YOUR GOAL - Nothing but the pictures should be dropped; repeat the rest of the data below exactly.
- - - -
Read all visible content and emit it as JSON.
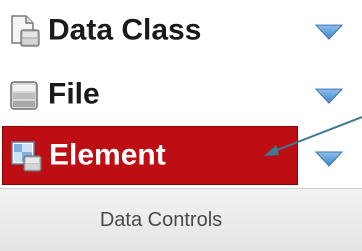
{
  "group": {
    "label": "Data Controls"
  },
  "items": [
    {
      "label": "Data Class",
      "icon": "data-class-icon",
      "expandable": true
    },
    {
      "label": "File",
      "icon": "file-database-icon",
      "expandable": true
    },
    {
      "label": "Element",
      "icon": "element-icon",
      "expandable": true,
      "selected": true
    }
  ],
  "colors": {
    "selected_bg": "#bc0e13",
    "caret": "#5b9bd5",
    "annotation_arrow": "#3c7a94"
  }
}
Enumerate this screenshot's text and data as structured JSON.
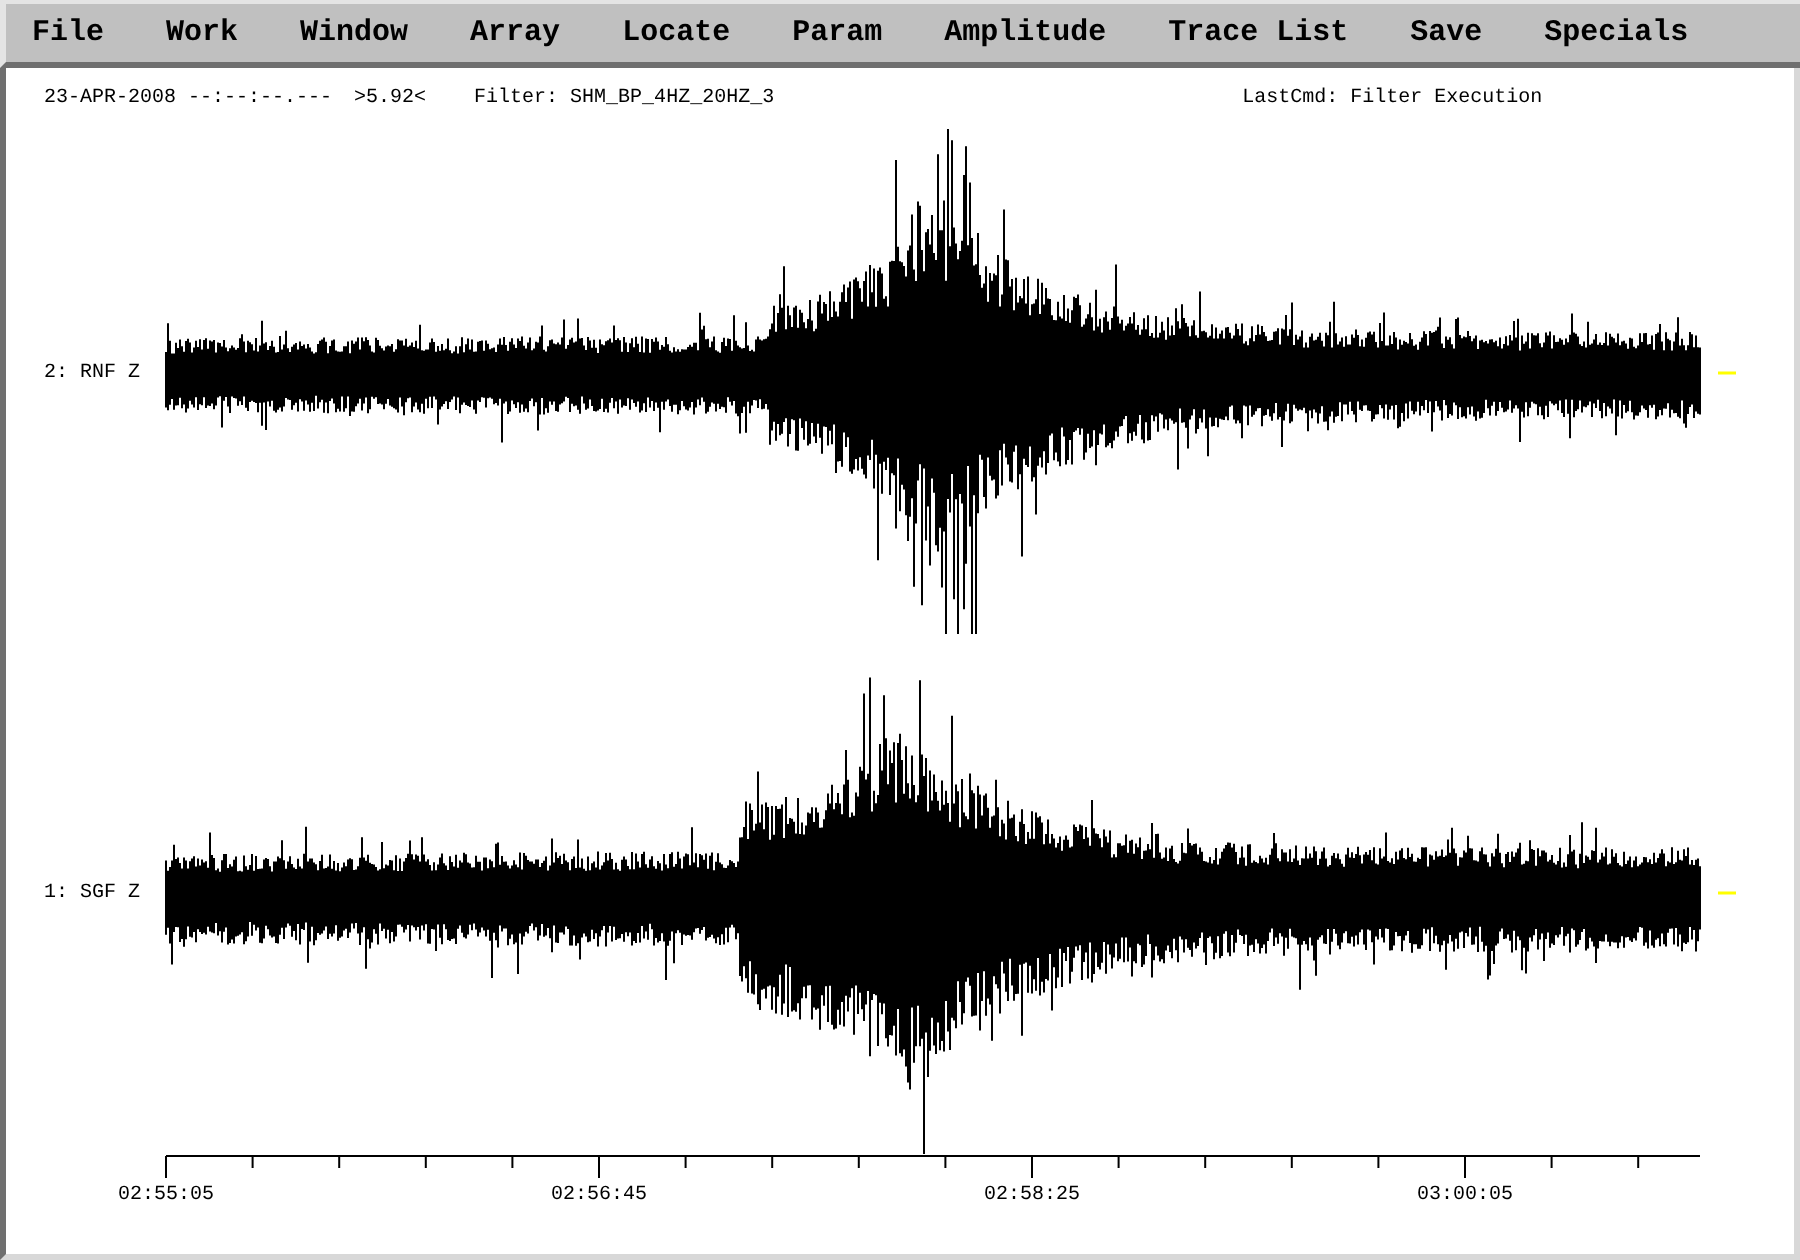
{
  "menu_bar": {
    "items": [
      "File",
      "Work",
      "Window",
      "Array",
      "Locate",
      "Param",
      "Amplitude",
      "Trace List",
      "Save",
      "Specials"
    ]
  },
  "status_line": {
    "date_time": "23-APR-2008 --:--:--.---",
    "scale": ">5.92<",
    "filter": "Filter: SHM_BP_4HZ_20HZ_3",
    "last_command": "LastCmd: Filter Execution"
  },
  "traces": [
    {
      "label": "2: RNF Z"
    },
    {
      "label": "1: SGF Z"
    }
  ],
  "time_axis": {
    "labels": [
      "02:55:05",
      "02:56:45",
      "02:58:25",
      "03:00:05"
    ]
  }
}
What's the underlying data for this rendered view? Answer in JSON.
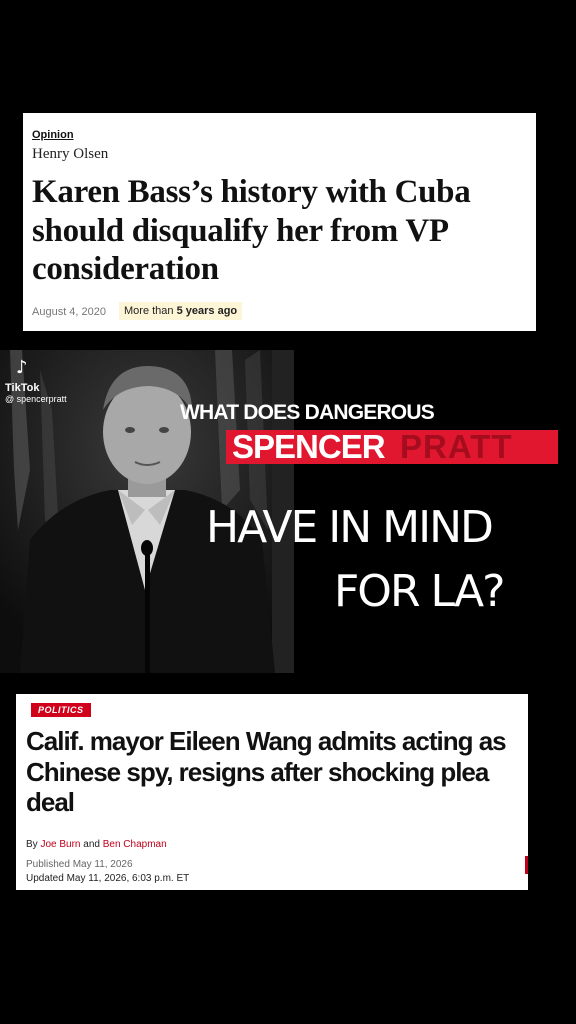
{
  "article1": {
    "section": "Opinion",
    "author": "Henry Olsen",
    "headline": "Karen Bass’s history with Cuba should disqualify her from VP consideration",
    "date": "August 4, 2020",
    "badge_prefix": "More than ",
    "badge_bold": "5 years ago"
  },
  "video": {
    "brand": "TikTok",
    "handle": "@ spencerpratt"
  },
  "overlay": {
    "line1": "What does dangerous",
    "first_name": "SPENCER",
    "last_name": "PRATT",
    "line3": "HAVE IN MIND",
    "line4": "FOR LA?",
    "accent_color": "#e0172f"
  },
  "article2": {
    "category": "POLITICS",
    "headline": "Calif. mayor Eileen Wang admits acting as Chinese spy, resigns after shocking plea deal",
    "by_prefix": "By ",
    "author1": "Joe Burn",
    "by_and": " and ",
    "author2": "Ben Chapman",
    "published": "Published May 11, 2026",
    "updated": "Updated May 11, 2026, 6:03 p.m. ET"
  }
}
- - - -
FINISHED EXERCISE -
Read all visible content and emit it as JSON.
{
  "group": {
    "label": "Data Controls"
  },
  "items": [
    {
      "label": "Data Class",
      "icon": "data-class-icon",
      "expandable": true
    },
    {
      "label": "File",
      "icon": "file-database-icon",
      "expandable": true
    },
    {
      "label": "Element",
      "icon": "element-icon",
      "expandable": true,
      "selected": true
    }
  ],
  "colors": {
    "selected_bg": "#bc0e13",
    "caret": "#5b9bd5",
    "annotation_arrow": "#3c7a94"
  }
}
Enumerate this screenshot's text and data as structured JSON.
{
  "menu_bar": {
    "items": [
      "File",
      "Work",
      "Window",
      "Array",
      "Locate",
      "Param",
      "Amplitude",
      "Trace List",
      "Save",
      "Specials"
    ]
  },
  "status_line": {
    "date_time": "23-APR-2008 --:--:--.---",
    "scale": ">5.92<",
    "filter": "Filter: SHM_BP_4HZ_20HZ_3",
    "last_command": "LastCmd: Filter Execution"
  },
  "traces": [
    {
      "label": "2: RNF Z"
    },
    {
      "label": "1: SGF Z"
    }
  ],
  "time_axis": {
    "labels": [
      "02:55:05",
      "02:56:45",
      "02:58:25",
      "03:00:05"
    ]
  }
}
What's the underlying data for this rendered view? Answer in JSON.
{
  "article1": {
    "section": "Opinion",
    "author": "Henry Olsen",
    "headline": "Karen Bass’s history with Cuba should disqualify her from VP consideration",
    "date": "August 4, 2020",
    "badge_prefix": "More than ",
    "badge_bold": "5 years ago"
  },
  "video": {
    "brand": "TikTok",
    "handle": "@ spencerpratt"
  },
  "overlay": {
    "line1": "What does dangerous",
    "first_name": "SPENCER",
    "last_name": "PRATT",
    "line3": "HAVE IN MIND",
    "line4": "FOR LA?",
    "accent_color": "#e0172f"
  },
  "article2": {
    "category": "POLITICS",
    "headline": "Calif. mayor Eileen Wang admits acting as Chinese spy, resigns after shocking plea deal",
    "by_prefix": "By ",
    "author1": "Joe Burn",
    "by_and": " and ",
    "author2": "Ben Chapman",
    "published": "Published May 11, 2026",
    "updated": "Updated May 11, 2026, 6:03 p.m. ET"
  }
}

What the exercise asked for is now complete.